What is needed is an exact copy of all the records, written out in full.
----- Extracted information -----
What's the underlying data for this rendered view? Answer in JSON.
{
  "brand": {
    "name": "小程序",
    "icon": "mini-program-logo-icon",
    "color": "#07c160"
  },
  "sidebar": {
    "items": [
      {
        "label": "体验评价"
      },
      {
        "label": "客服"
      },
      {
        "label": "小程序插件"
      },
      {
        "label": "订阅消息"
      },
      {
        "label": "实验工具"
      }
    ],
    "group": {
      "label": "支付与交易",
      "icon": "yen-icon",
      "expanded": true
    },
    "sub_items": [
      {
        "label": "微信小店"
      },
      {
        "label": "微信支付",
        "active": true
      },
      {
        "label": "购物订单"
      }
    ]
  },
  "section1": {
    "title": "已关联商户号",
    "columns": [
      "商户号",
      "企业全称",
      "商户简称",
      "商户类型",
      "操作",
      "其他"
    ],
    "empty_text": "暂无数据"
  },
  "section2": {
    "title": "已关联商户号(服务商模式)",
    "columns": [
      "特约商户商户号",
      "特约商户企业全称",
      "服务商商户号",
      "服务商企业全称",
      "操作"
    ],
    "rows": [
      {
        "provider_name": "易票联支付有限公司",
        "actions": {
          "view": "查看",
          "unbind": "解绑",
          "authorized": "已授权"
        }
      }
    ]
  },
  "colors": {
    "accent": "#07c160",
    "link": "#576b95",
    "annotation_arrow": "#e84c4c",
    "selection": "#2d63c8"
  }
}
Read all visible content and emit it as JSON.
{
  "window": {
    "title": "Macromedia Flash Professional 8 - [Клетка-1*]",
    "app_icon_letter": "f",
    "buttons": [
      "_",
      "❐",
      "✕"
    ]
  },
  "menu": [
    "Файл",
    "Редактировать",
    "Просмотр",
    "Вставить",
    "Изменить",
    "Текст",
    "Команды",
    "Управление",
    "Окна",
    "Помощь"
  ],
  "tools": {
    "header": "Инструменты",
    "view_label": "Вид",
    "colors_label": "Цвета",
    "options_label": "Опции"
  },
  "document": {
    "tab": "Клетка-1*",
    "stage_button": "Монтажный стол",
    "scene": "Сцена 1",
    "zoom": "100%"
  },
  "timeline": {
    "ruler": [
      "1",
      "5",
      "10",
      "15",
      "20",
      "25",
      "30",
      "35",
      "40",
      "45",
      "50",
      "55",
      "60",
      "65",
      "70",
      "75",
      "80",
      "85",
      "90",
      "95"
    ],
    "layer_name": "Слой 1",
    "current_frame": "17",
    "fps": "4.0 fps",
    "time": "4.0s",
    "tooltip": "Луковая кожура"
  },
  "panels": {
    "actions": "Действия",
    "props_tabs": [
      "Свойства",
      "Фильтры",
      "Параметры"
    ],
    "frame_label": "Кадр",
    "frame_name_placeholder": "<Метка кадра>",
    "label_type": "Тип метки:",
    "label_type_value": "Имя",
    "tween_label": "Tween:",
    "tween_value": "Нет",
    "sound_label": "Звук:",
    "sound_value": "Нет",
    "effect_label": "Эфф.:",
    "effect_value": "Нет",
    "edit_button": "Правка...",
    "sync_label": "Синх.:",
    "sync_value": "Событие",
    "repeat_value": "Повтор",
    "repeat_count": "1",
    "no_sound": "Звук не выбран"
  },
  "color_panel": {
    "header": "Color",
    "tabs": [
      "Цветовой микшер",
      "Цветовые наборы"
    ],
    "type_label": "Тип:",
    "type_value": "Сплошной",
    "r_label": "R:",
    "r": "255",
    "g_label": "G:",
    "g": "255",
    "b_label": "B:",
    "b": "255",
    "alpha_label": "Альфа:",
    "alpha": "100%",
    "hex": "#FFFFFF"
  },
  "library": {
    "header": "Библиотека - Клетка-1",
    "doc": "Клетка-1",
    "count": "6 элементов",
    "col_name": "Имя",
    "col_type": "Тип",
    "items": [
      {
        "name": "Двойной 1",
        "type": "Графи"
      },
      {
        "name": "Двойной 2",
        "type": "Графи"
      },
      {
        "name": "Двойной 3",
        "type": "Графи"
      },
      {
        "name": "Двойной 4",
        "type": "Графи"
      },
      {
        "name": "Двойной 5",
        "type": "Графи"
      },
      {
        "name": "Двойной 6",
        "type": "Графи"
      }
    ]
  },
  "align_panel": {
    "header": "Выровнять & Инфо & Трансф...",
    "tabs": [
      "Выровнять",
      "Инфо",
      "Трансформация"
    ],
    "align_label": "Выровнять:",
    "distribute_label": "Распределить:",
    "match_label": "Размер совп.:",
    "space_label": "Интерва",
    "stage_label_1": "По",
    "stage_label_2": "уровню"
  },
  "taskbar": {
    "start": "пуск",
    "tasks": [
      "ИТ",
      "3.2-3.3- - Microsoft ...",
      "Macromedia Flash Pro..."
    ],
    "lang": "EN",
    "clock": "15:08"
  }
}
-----
=== Task response ===
What's the underlying data for this rendered view? Answer in JSON.
{
  "brand": {
    "name": "小程序",
    "icon": "mini-program-logo-icon",
    "color": "#07c160"
  },
  "sidebar": {
    "items": [
      {
        "label": "体验评价"
      },
      {
        "label": "客服"
      },
      {
        "label": "小程序插件"
      },
      {
        "label": "订阅消息"
      },
      {
        "label": "实验工具"
      }
    ],
    "group": {
      "label": "支付与交易",
      "icon": "yen-icon",
      "expanded": true
    },
    "sub_items": [
      {
        "label": "微信小店"
      },
      {
        "label": "微信支付",
        "active": true
      },
      {
        "label": "购物订单"
      }
    ]
  },
  "section1": {
    "title": "已关联商户号",
    "columns": [
      "商户号",
      "企业全称",
      "商户简称",
      "商户类型",
      "操作",
      "其他"
    ],
    "empty_text": "暂无数据"
  },
  "section2": {
    "title": "已关联商户号(服务商模式)",
    "columns": [
      "特约商户商户号",
      "特约商户企业全称",
      "服务商商户号",
      "服务商企业全称",
      "操作"
    ],
    "rows": [
      {
        "provider_name": "易票联支付有限公司",
        "actions": {
          "view": "查看",
          "unbind": "解绑",
          "authorized": "已授权"
        }
      }
    ]
  },
  "colors": {
    "accent": "#07c160",
    "link": "#576b95",
    "annotation_arrow": "#e84c4c",
    "selection": "#2d63c8"
  }
}
Read all visible content and emit it as JSON.
{
  "window": {
    "title": "Macromedia Flash Professional 8 - [Клетка-1*]",
    "app_icon_letter": "f",
    "buttons": [
      "_",
      "❐",
      "✕"
    ]
  },
  "menu": [
    "Файл",
    "Редактировать",
    "Просмотр",
    "Вставить",
    "Изменить",
    "Текст",
    "Команды",
    "Управление",
    "Окна",
    "Помощь"
  ],
  "tools": {
    "header": "Инструменты",
    "view_label": "Вид",
    "colors_label": "Цвета",
    "options_label": "Опции"
  },
  "document": {
    "tab": "Клетка-1*",
    "stage_button": "Монтажный стол",
    "scene": "Сцена 1",
    "zoom": "100%"
  },
  "timeline": {
    "ruler": [
      "1",
      "5",
      "10",
      "15",
      "20",
      "25",
      "30",
      "35",
      "40",
      "45",
      "50",
      "55",
      "60",
      "65",
      "70",
      "75",
      "80",
      "85",
      "90",
      "95"
    ],
    "layer_name": "Слой 1",
    "current_frame": "17",
    "fps": "4.0 fps",
    "time": "4.0s",
    "tooltip": "Луковая кожура"
  },
  "panels": {
    "actions": "Действия",
    "props_tabs": [
      "Свойства",
      "Фильтры",
      "Параметры"
    ],
    "frame_label": "Кадр",
    "frame_name_placeholder": "<Метка кадра>",
    "label_type": "Тип метки:",
    "label_type_value": "Имя",
    "tween_label": "Tween:",
    "tween_value": "Нет",
    "sound_label": "Звук:",
    "sound_value": "Нет",
    "effect_label": "Эфф.:",
    "effect_value": "Нет",
    "edit_button": "Правка...",
    "sync_label": "Синх.:",
    "sync_value": "Событие",
    "repeat_value": "Повтор",
    "repeat_count": "1",
    "no_sound": "Звук не выбран"
  },
  "color_panel": {
    "header": "Color",
    "tabs": [
      "Цветовой микшер",
      "Цветовые наборы"
    ],
    "type_label": "Тип:",
    "type_value": "Сплошной",
    "r_label": "R:",
    "r": "255",
    "g_label": "G:",
    "g": "255",
    "b_label": "B:",
    "b": "255",
    "alpha_label": "Альфа:",
    "alpha": "100%",
    "hex": "#FFFFFF"
  },
  "library": {
    "header": "Библиотека - Клетка-1",
    "doc": "Клетка-1",
    "count": "6 элементов",
    "col_name": "Имя",
    "col_type": "Тип",
    "items": [
      {
        "name": "Двойной 1",
        "type": "Графи"
      },
      {
        "name": "Двойной 2",
        "type": "Графи"
      },
      {
        "name": "Двойной 3",
        "type": "Графи"
      },
      {
        "name": "Двойной 4",
        "type": "Графи"
      },
      {
        "name": "Двойной 5",
        "type": "Графи"
      },
      {
        "name": "Двойной 6",
        "type": "Графи"
      }
    ]
  },
  "align_panel": {
    "header": "Выровнять & Инфо & Трансф...",
    "tabs": [
      "Выровнять",
      "Инфо",
      "Трансформация"
    ],
    "align_label": "Выровнять:",
    "distribute_label": "Распределить:",
    "match_label": "Размер совп.:",
    "space_label": "Интерва",
    "stage_label_1": "По",
    "stage_label_2": "уровню"
  },
  "taskbar": {
    "start": "пуск",
    "tasks": [
      "ИТ",
      "3.2-3.3- - Microsoft ...",
      "Macromedia Flash Pro..."
    ],
    "lang": "EN",
    "clock": "15:08"
  }
}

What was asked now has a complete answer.